Business leaders may think that company culture is simply an internal recruiting tool or a talent retention strategy for current employees. But in a world of increasing focus on values and increasing transparency through sites like Glassdoor, internal culture can quickly turn the tide of external perception around your brand – with potentially very helpful or harmful results.
Gravity Payments, an entrepreneurial credit card processing company in Seattle, received national attention several years ago for its CEO’s decision to pay every employee a minimum wage of $70,000 a year. Publicity soared for the startup – as did business growth. Their revenue continues to climb, the company received thousands of applications for employment from top talent, and the customer base grew with those in support of this ethos. While Gravity Payments never intended to spark a national debate about paying employees a fair wage, the resulting publicity has certainly helped the company stand apart in a tech world that often seems to reward employees for bad behavior.
Speaking of bad behavior, it’s difficult to imagine any brand having more negative perceptions of their company culture right now than Uber. They have five criminal probes by the US Justice Department pending on a variety of fronts, from privacy violations to stealing intellectual property. Despite all of Uber’s public blunders and legal issues, it was the special report on their culture by former U.S. Attorney General Eric Holder that ultimately moved the board to oust CEO and Founder Travis Kalanick and install new management, which is reportedly spending $500MM on advertising this year, starting with their “Moving Forward” campaign to shift public perception. Uber’s recent lost market share to Lyft proves that, no matter how sexy or useful your product is, in an age of transparency, internal business ethics really do matter to bottom line.
A healthy company culture isn’t just about paying people more money, or developing a diversity and inclusion program that ensures equal opportunities for advancement. A healthy internal company culture is a reflection of your values as a brand – and it’s a key differentiator in a crowded market where your customers have many options.

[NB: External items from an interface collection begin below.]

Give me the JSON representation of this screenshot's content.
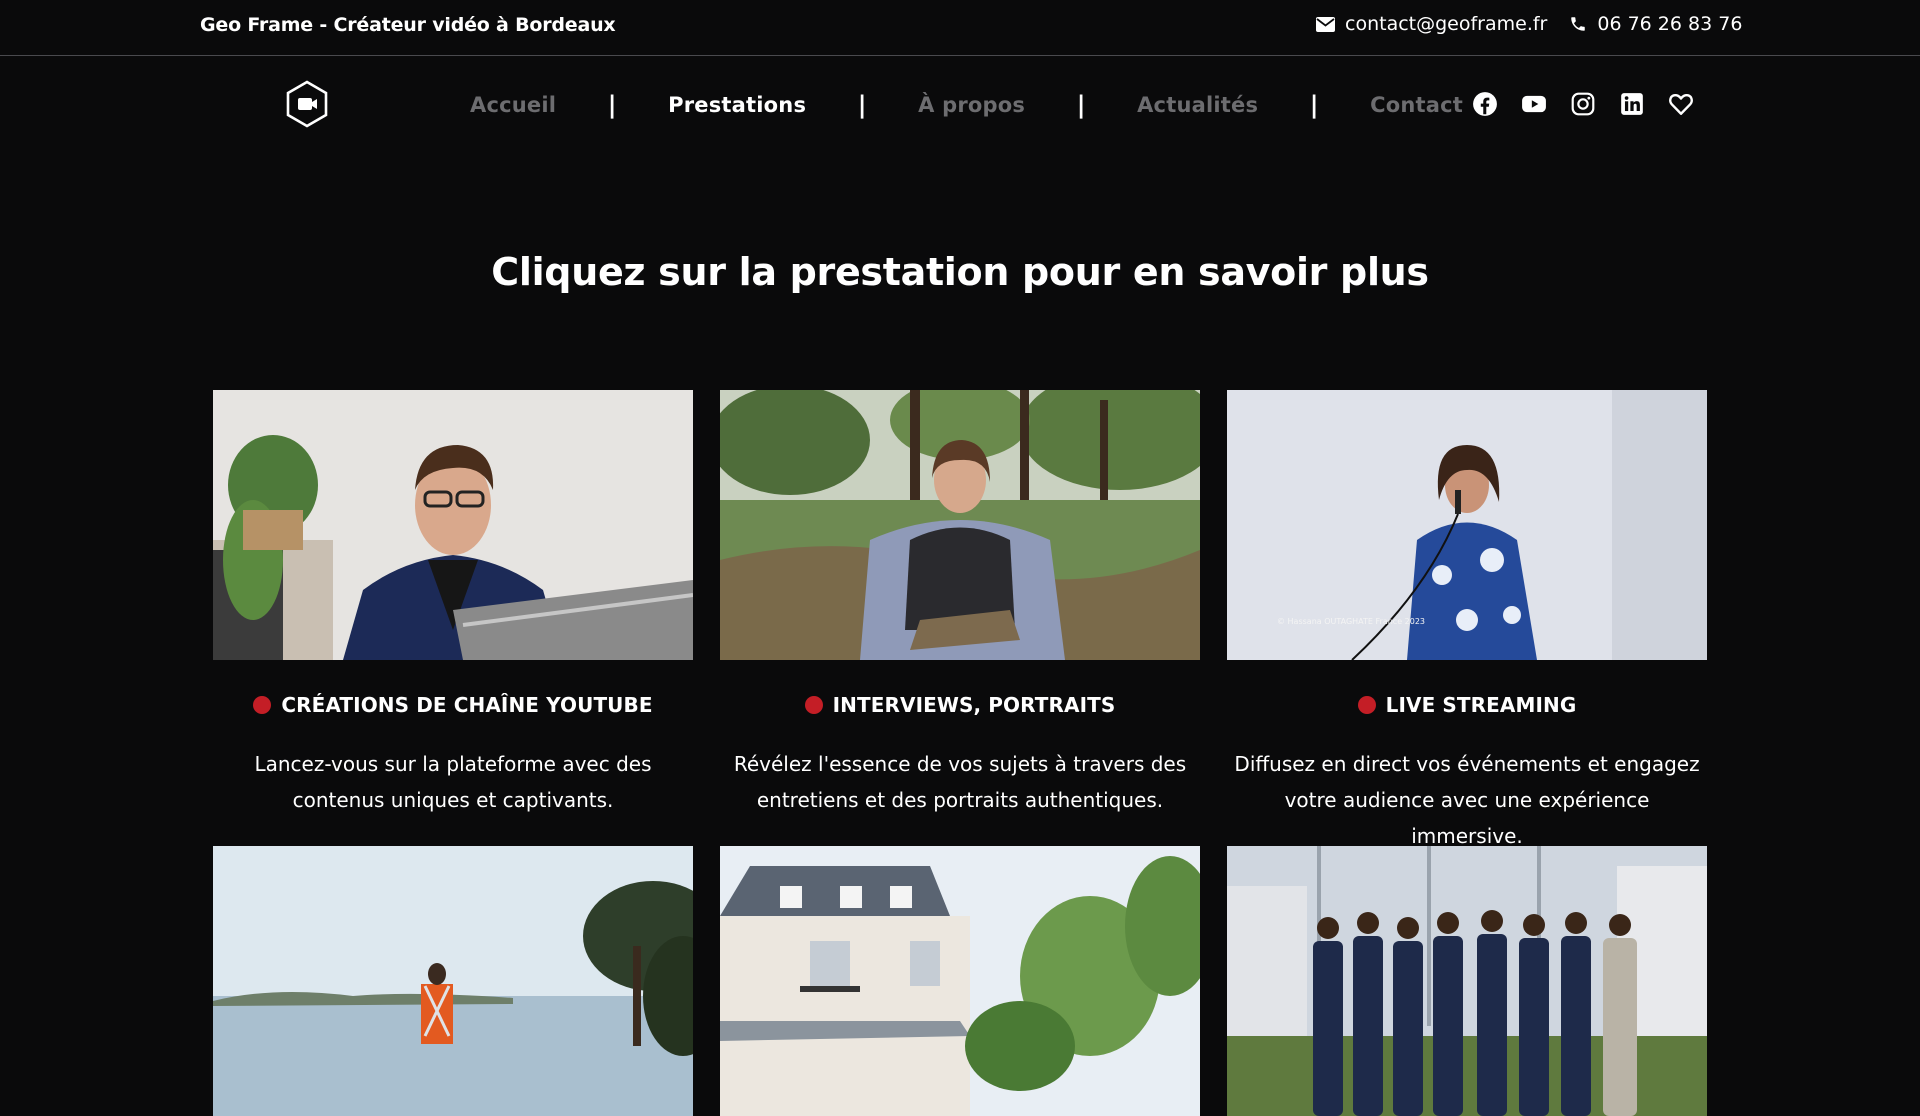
{
  "topbar": {
    "site_title": "Geo Frame - Créateur vidéo à Bordeaux",
    "email": "contact@geoframe.fr",
    "phone": "06 76 26 83 76",
    "email_icon": "envelope-icon",
    "phone_icon": "phone-icon"
  },
  "logo": {
    "icon": "video-camera-hexagon-logo"
  },
  "nav": {
    "items": [
      {
        "label": "Accueil",
        "active": false
      },
      {
        "label": "Prestations",
        "active": true
      },
      {
        "label": "À propos",
        "active": false
      },
      {
        "label": "Actualités",
        "active": false
      },
      {
        "label": "Contact",
        "active": false
      }
    ],
    "separator": "|"
  },
  "social": [
    "facebook-icon",
    "youtube-icon",
    "instagram-icon",
    "linkedin-icon",
    "vimeo-heart-icon"
  ],
  "heading": "Cliquez sur la prestation pour en savoir plus",
  "services": [
    {
      "title": "CRÉATIONS DE CHAÎNE YOUTUBE",
      "description_line1": "Lancez-vous sur la plateforme avec des",
      "description_line2": "contenus uniques et captivants."
    },
    {
      "title": "INTERVIEWS, PORTRAITS",
      "description_line1": "Révélez l'essence de vos sujets à travers des",
      "description_line2": "entretiens et des portraits authentiques."
    },
    {
      "title": "LIVE STREAMING",
      "description_line1": "Diffusez en direct vos événements et engagez",
      "description_line2": "votre audience avec une expérience immersive."
    }
  ],
  "photo_watermark": "© Hassana OUTAGHATE France 2023",
  "colors": {
    "background": "#0a0a0b",
    "accent_dot": "#c41e26",
    "nav_inactive": "#6d6d70"
  }
}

A Pew Study on Millennials in Adulthood found that only 19% of Millennials agree that “most people can be trusted” (compared with 31% of GenXers and 40% of Boomers), demonstrating the increasing challenge of building trust between brands and consumers. If trust is more difficult to gain and easier to lose, smaller touchpoints like the way companies treat their employees or how their CEO treats entry level employees will be even more critical for brand success in the future.